So I’m a tad bit late to the game announcing the winners of the Rotterdam Film Festival, and most of that has to do with the fact that I’ve been cavorting in Europe, visiting film institutions (Latvian Film Center) and screening rooms (Brussel’s Cinema Nova) in between IFFR’s closing and the opening of the Berlinale.

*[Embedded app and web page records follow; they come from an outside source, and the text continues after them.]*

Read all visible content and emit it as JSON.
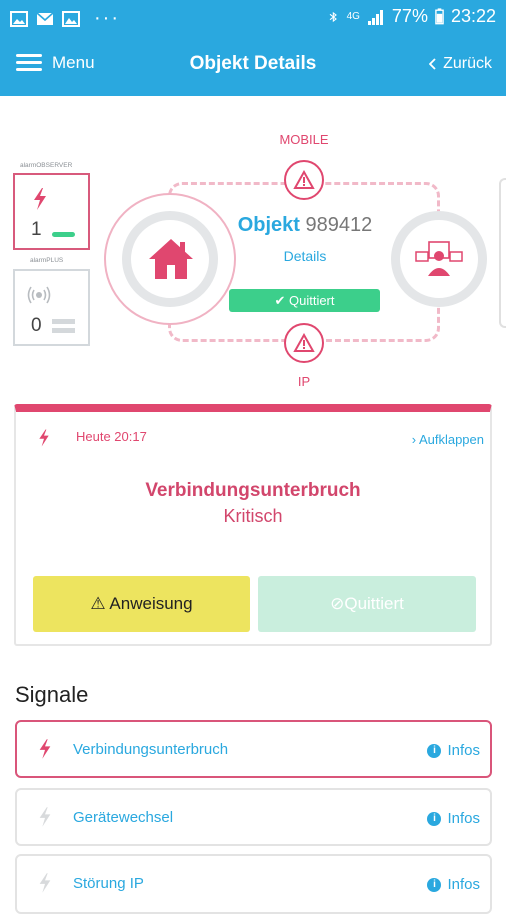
{
  "status_bar": {
    "network": "4G",
    "battery": "77%",
    "time": "23:22",
    "dots": "···"
  },
  "app_bar": {
    "menu_label": "Menu",
    "title": "Objekt Details",
    "back_label": "Zurück",
    "color": "#2aa8df"
  },
  "devices": {
    "observer_label": "alarmOBSERVER",
    "observer_count": "1",
    "plus_label": "alarmPLUS",
    "plus_count": "0"
  },
  "object": {
    "label_mobile": "MOBILE",
    "label_ip": "IP",
    "title_prefix": "Objekt",
    "number": "989412",
    "details_link": "Details",
    "status_badge": "✔ Quittiert"
  },
  "alarm": {
    "time": "Heute 20:17",
    "expand_label": "Aufklappen",
    "title": "Verbindungsunterbruch",
    "severity": "Kritisch",
    "instruction_button": "⚠ Anweisung",
    "ack_button": "⊘Quittiert",
    "accent_color": "#e0476f"
  },
  "signals": {
    "heading": "Signale",
    "info_label": "Infos",
    "items": [
      {
        "name": "Verbindungsunterbruch",
        "active": true
      },
      {
        "name": "Gerätewechsel",
        "active": false
      },
      {
        "name": "Störung IP",
        "active": false
      }
    ]
  }
}
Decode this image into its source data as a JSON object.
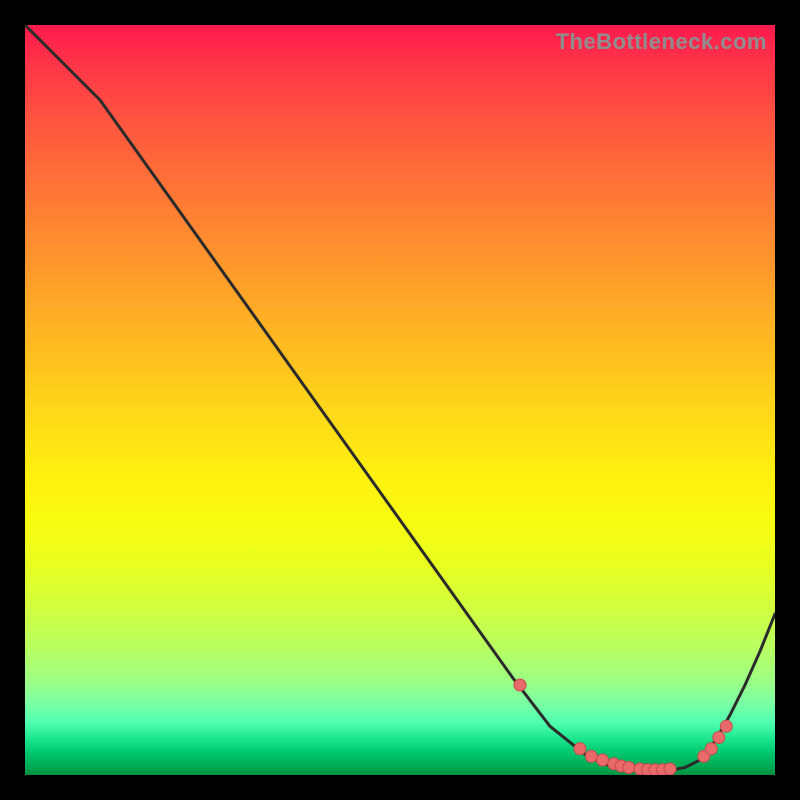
{
  "watermark": "TheBottleneck.com",
  "colors": {
    "frame": "#000000",
    "curve_stroke": "#2b2b2b",
    "dot_fill": "#e96a6a",
    "dot_stroke": "#c94a4a"
  },
  "chart_data": {
    "type": "line",
    "title": "",
    "xlabel": "",
    "ylabel": "",
    "xlim": [
      0,
      100
    ],
    "ylim": [
      0,
      100
    ],
    "series": [
      {
        "name": "bottleneck-curve",
        "x": [
          0,
          10,
          20,
          30,
          40,
          50,
          60,
          65,
          70,
          75,
          78,
          80,
          82,
          84,
          86,
          88,
          90,
          92,
          94,
          96,
          98,
          100
        ],
        "y": [
          100,
          90,
          76,
          62,
          48,
          34,
          20,
          13,
          6.5,
          2.5,
          1.2,
          0.8,
          0.6,
          0.5,
          0.6,
          1.0,
          2.0,
          4.5,
          8.0,
          12.0,
          16.5,
          21.5
        ]
      }
    ],
    "markers": {
      "name": "highlighted-points",
      "x": [
        66,
        74,
        75.5,
        77,
        78.5,
        79.5,
        80.5,
        82,
        83,
        84,
        85,
        86,
        90.5,
        91.5,
        92.5,
        93.5
      ],
      "y": [
        12,
        3.5,
        2.5,
        2.0,
        1.5,
        1.2,
        1.0,
        0.8,
        0.7,
        0.7,
        0.7,
        0.8,
        2.5,
        3.5,
        5.0,
        6.5
      ]
    }
  }
}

However, I believe this is the first Seattle based announcement of the Tiger Award Winners.
Drum rolls please….
The three Tiger Awards were granted to feature débuts:
- The Journals of Musan by Park Jung-Bum (South Korea)
- Finisterrae by Sergio Caballero (Spain, 2010)
- Eternity by Sivaroj Kongsakul (Thailand, 2010, supported by the Hubert Bals Fund).
Of these, I saw FINISTERRAE, which is a whacky romp through Catalan by Sergio Caballero, lensed by the fabulous Eduard Grau, who shot Albert Serra’s very wry BIRD SONG and HONOR DE CAVALLERIA. Sergio Caballero also happens to be the director of the SONAR music festival in Spain. The Daily Tiger reported that imagery for FINISTERRAE was originally created for that festival’s advertising campaign. While Serra turns classical narratives like Don Quixote and the Three Kings on their head, Caballero’s film remains unclassifiable. Here’s hoping it arrives in SIFF.
I also caught the beautifully photographed and incredibly measured ETERNITY which views courtship through the eyes of a ghost. Yet another appearance of spirits in Thai cinema, this film was a first feature for Sivaroj Kongsakul, whose previous work has been in production on films with the likes of Apichatpong. Absolutely amazing, this was my favorite film of the festival.
With a striking surge in the quality of American work at the festival this year, I’ll herald the forthcoming talent of Matthew Pettock, whose A LITTLE CLOSER treks into single motherhood with the grace of a veteran. Shot in Virginia, Pettocks boyhood stomping grounds, the film’s lead Sayra Player delivers an outstanding performance as Sheryl, a lonely single mother of two adolescent boys, who themselcves are in the midst of pubescent female preoccupations. Heartaching scenes of Sheryl longing for a dance partner at the community hall gatherings are pitch perfect. Eric Bakersville’s turn as the younger son captures early boyhood infatuation as Stephen struggles in his summer school program daydreaming about his African American teacher. His older brother Marc,performed here by non-actor Parker Lutz, meanwhile is seeking his first sexual encounter. It adds up to three lost souls desperately swimming in this poor rural swimming fish bowl, delivering an authentic picture of rural America. The film picked up a sales agent at the festival, which bodes well for future screenings. I hope to see more from this talented kid down the line.
Other US stand outs include AARDVARK (from Cleveland) about a blind gay Jujitsu revenge film (I know!), the zany southern comedy SEPTIEN by Michael Tully, Lee Ann Scmitt’s (CALIFORNIA COMPANY TOWN) experimental buffalo hunting enthonography THE LAST BUFFALO HUNT, Kevin Jerome Everson’s documentary portrait of an African American dry cleaner QUALITY CONTROL, and BAD POSTURE, which others are raving about.
Also wotrth noting is Laura Amelia Guzmán’s JEAN GENTIL, a Mexican helmed Domincan shot hybrid doc-fiction feature starring a displaced Hatian professor who wanders into the woods. The film bowed in Venice and subsequently Cannes and its quotidian obsessions resemble some of Lisandro Alonso’s finest work.
Overall IFFR was better than usual, remaining a wonderful scene to discover new talent. Looking forward to the Berlinale which kicks off tomorrow.